-- Material to process follows --

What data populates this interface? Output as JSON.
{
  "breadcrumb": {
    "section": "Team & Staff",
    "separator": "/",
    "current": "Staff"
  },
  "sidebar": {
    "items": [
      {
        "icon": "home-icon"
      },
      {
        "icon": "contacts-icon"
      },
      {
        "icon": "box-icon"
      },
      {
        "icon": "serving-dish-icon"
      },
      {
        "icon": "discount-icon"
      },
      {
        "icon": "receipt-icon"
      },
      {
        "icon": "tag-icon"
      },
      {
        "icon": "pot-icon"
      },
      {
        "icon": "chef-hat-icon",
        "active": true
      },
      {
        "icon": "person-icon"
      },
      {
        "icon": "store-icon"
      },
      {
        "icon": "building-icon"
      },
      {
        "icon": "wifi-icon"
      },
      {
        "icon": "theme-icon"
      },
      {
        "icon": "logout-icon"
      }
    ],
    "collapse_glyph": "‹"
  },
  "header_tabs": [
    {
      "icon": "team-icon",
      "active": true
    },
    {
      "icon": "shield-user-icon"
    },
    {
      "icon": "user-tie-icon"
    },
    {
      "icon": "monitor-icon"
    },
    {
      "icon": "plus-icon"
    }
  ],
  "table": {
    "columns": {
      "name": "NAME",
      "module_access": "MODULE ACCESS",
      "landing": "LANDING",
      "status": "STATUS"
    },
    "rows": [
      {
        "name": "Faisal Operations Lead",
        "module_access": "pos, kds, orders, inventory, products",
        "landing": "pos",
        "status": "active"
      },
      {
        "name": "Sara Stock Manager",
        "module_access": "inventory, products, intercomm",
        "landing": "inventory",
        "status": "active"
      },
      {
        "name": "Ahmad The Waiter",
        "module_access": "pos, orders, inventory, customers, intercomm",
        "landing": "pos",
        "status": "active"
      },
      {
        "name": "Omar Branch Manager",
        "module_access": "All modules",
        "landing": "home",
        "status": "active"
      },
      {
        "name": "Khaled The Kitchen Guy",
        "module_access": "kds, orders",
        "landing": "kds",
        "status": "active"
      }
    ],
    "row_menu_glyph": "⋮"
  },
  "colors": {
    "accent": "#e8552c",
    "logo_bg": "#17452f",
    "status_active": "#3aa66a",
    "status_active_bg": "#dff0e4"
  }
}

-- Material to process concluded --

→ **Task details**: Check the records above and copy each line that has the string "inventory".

→ **Response area**:
        "module_access": "pos, kds, orders, inventory, products",
        "module_access": "inventory, products, intercomm",
        "landing": "inventory",
        "module_access": "pos, orders, inventory, customers, intercomm",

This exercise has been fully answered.